High technology-driven industries in India have seen exponential growth in only two kinds of policy environments:
1. Where the government had a marginal presence, giving a free hand to competitive market-driven economics, such as the Information Technology (IT) services sector.
2. Where the government was an incumbent, but set up a regulator to let the sector attract more private investment and allow market forces to drive growth, such as the telecom industry.
The success of both these sectors has led to immense socio-economic benefits, which have been passed on to citizens and contributed to India’s overall economic growth story.
The space industry in India today is perhaps where IT was in the 1990s, with several entrepreneurs trying to enter the sector with their own products and services. The question is, how can the government ensure that they survive and thrive?
India is a maturing space power
Today, the Indian space sector is witnessing exciting start-ups like Astrome, Exseed Space and Pixxel. The difference between them and the traditional industries that serve the Indian Space Research Organisation (ISRO) is that they are trying to build independent products and services, instead of being a cog in the ISRO supply chain.
This transition is a sign of a maturing space power. It happened in the US several decades ago, when the government had to find a framework to regulate industry activity, so that entrepreneurs can easily do business in space.
The goal in India should be to simply provide regulatory certainty for the start-ups. For example, if a start-up wants to launch its own satellite, it will need a set of frequencies to operate its satellite and communicate with it. Right now, ISRO interfaces with the Department of Telecommunications (DoT) for its satellite operations. However, there is no clarity on what basis such frequencies will be allocated for independently-functioning start-ups.
Depending on the type of activity, there are a number of other areas in the space industry which need regulatory certainty for growth.

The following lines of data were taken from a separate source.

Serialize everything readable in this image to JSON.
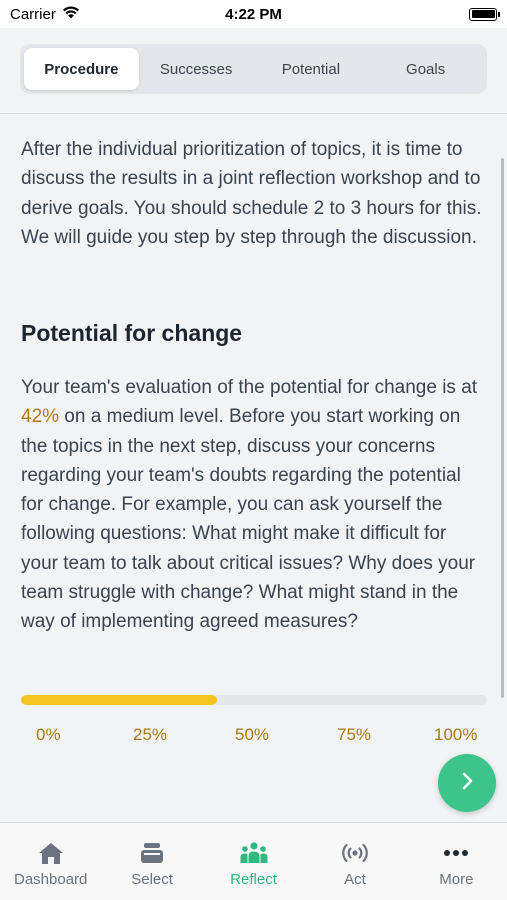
{
  "status_bar": {
    "carrier": "Carrier",
    "time": "4:22 PM"
  },
  "segments": [
    {
      "label": "Procedure",
      "active": true
    },
    {
      "label": "Successes",
      "active": false
    },
    {
      "label": "Potential",
      "active": false
    },
    {
      "label": "Goals",
      "active": false
    }
  ],
  "intro_text": "After the individual prioritization of topics, it is time to discuss the results in a joint reflection workshop and to derive goals. You should schedule 2 to 3 hours for this. We will guide you step by step through the discussion.",
  "section": {
    "title": "Potential for change",
    "text_before": "Your team's evaluation of the potential for change is at ",
    "percent": "42%",
    "text_after": " on a medium level. Before you start working on the topics in the next step, discuss your concerns regarding your team's doubts regarding the potential for change. For example, you can ask yourself the following questions: What might make it difficult for your team to talk about critical issues? Why does your team struggle with change? What might stand in the way of implementing agreed measures?"
  },
  "progress": {
    "value": 0.42,
    "ticks": [
      "0%",
      "25%",
      "50%",
      "75%",
      "100%"
    ]
  },
  "colors": {
    "accent": "#3cc48a",
    "progress": "#f4c520",
    "highlight": "#b07a12"
  },
  "fab": {
    "icon": "chevron-right-icon"
  },
  "tabbar": {
    "items": [
      {
        "label": "Dashboard",
        "icon": "home-icon"
      },
      {
        "label": "Select",
        "icon": "stack-icon"
      },
      {
        "label": "Reflect",
        "icon": "team-icon"
      },
      {
        "label": "Act",
        "icon": "broadcast-icon"
      },
      {
        "label": "More",
        "icon": "more-icon"
      }
    ]
  }
}
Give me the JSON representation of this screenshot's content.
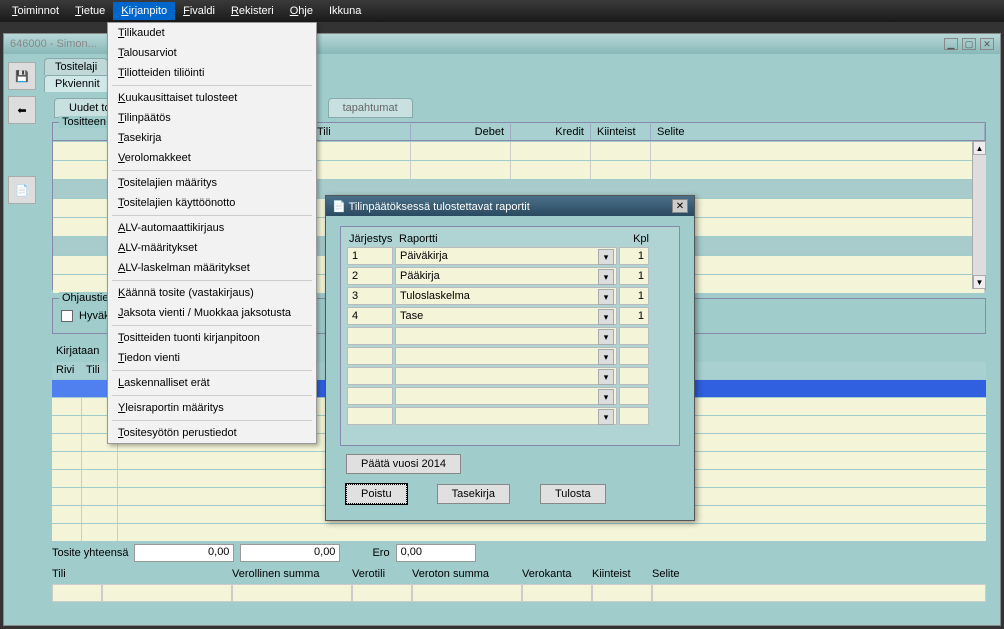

These include licencing to distribute images acquired from satellites, supervising and coordinating potential tests by start-ups wanting to operate their own rockets, etc.
Again, to give a sense of how this works in a mature space power like the US, companies do not go to NASA to get approvals for their activities. The US government has deputed independent agencies for the job — such as the Federal Communications Commission to coordinate the use of space frequencies, the Federal Aviation Administration to coordinate space launches and rocketry-related tests, the National Oceanic and Atmospheric Administration to licence those who want to provide imagery-related services, and the United States Department of Commerce to regulates any export-related issues.
A single coordinating body could help leapfrog US
In 2017, India’s Department of Space issued a draft space bill, which states that companies planning to independently pursue space activities need to apply for a government licence. The draft bill says the government will “put in place a mechanism”, but does not make it clear what timelines, processes or institutions will be involved.
Given that the varied nature of activities and the several institutions within the government that need to be involved in providing regulatory clarity to the nascent space industry in India, the space bill should consider setting up of an independent coordinating body which can act as a single point of contact for all types of activities.
By establishing a single coordinating body, India has a chance to leapfrog established space powers such as the US, where space entrepreneurs are struggling to deal with multiple agencies and institutions. This will also allow the government itself to effectively coordinate among its own ministries and departments as well.
Setting up a body which can make the regulatory framework for this industry will also provide impetus for Parliament to pass the space bill. This would then allow the newly-created body to do all the necessary groundwork in setting the rules of the game for different activities, instead of the space bill having half-baked overarching clauses, which could take us back to the days of ‘Licence Raj’.
The writer is a space industry expert and founder of NewSpace India, a networking community for space-related developments in India.